This paper examines the relationship between increases in the money supply and inflation in four developing countries. It is first shown that the growth in the money supply and inflation are linked in a two-way relationship in these countries, and then a dynamic model is designed that explicitly introduces the link in the form of reactions of the government fiscal deficit to inflation. The basic hypothesis is that an increase in the rate of inflation, whatever its cause, increases the real value of the fiscal deficit, because money expenditures keep pace with inflation while nominal revenues tend to lag. The model is estimated for the four countries, and the empirical results tend to validate the hypothesis. It is found that fiscal deficits play an important role in the inflation process, and that increases in these deficits are largely owing to the differences in the lags of government expenditures and revenues. Two basic policy conclusions emerge from this study: first, the tendency of government budgetary positions to be automatically destabilizing in developing economies underscores the need for an actively anti-inflation fiscal policy in these economies. Second, developing countries should attach priority to tax reforms designed to eliminate revenue lags.
This supplement provides background information on various aspects of capacity development (CD) for the main Board paper, The Fund’s Capacity Development Strategy—Better Policies through Stronger Institutions.

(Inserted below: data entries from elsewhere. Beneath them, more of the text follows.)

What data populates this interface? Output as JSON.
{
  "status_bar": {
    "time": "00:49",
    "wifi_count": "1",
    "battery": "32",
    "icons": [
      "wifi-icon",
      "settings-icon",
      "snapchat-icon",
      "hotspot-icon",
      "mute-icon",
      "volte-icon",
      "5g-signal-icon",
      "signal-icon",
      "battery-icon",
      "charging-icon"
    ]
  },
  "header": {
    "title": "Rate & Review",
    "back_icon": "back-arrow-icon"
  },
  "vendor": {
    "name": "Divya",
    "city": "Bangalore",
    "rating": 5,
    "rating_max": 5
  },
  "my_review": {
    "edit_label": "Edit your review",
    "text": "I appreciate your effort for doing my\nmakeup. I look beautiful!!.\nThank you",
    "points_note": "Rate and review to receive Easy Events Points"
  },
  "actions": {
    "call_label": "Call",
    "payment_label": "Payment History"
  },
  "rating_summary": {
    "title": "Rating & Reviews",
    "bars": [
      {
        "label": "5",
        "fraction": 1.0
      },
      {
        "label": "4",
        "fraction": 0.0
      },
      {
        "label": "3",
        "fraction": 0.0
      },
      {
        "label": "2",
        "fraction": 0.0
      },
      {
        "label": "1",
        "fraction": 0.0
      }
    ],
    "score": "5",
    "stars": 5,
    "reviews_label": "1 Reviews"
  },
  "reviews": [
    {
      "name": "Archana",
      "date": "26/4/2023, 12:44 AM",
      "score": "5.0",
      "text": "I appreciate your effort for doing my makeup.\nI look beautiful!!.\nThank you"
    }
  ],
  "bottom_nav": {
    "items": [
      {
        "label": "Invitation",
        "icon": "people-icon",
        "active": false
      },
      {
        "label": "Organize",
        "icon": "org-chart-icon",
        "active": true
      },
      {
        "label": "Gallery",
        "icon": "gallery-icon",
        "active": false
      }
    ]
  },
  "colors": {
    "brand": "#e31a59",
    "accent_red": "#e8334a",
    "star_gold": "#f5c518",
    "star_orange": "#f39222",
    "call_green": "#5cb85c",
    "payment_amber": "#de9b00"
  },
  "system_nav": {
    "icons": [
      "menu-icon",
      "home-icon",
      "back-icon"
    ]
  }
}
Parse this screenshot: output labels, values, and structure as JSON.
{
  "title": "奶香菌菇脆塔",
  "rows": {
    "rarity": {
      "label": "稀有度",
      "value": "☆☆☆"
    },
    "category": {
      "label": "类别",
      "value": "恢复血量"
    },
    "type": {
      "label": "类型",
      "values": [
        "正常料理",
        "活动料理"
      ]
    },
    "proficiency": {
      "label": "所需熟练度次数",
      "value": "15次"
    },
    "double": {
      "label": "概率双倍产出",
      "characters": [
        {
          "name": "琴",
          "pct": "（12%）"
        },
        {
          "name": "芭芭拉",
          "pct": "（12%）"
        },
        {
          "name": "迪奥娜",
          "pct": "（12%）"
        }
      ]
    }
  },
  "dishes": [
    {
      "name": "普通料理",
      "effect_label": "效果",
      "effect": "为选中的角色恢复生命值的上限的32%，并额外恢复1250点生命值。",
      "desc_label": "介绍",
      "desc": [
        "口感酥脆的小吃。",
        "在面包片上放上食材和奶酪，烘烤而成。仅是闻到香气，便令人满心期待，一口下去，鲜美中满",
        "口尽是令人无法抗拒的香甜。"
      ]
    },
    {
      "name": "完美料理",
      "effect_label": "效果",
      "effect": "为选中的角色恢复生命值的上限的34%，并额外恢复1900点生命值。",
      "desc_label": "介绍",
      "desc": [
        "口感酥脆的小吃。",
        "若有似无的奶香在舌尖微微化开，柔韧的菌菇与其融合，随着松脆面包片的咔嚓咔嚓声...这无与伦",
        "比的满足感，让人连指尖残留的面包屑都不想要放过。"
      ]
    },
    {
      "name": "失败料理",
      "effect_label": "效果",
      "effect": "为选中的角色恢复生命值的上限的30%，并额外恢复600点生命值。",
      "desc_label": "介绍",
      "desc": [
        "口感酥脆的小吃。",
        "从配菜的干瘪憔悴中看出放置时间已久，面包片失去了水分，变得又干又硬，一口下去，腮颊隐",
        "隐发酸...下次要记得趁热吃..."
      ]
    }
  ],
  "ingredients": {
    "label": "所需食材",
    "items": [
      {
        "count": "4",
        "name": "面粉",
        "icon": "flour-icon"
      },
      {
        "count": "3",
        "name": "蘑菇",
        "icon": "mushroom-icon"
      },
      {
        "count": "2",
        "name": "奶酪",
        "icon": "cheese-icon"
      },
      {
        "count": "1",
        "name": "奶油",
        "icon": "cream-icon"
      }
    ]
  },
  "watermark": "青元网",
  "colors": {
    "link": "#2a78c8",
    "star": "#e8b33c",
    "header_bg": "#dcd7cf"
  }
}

It is divided into nine notes or sections, each focused on a different topic covered in the main paper. Section A explores the importance of institutions for growth, and the role the Fund can play in building institutions. Section B presents stylized facts about how the landscape for CD has changed since the late 1990s. Section C discusses the difficulties of analyzing CD data because of measurement issues. Section D provides a longer-term perspective on how Fund CD has responded to member needs. Section E contains information on previous efforts to prioritize CD, assesses Regional Strategy Notes (RSNs) and country pages, and suggests ways to strengthen RSNs, including by using the Fund’s surveillance products. Section F compares the technical assistance (TA) funding model proposed in the 2011
This paper reviews the World Bank lending for structural adjustment. The World Bank has always stressed the need to use limited investable resources efficiently. It has attempted to identify investment priorities in recipient countries and lent for projects that promised a high rate of return. The Bank’s Operational Manual defines structural adjustment lending as nonproject lending to support programs of policy and institutional change necessary to modify the structure of an economy so that it can maintain both its growth rate and the viability of its balance of payments in the medium term.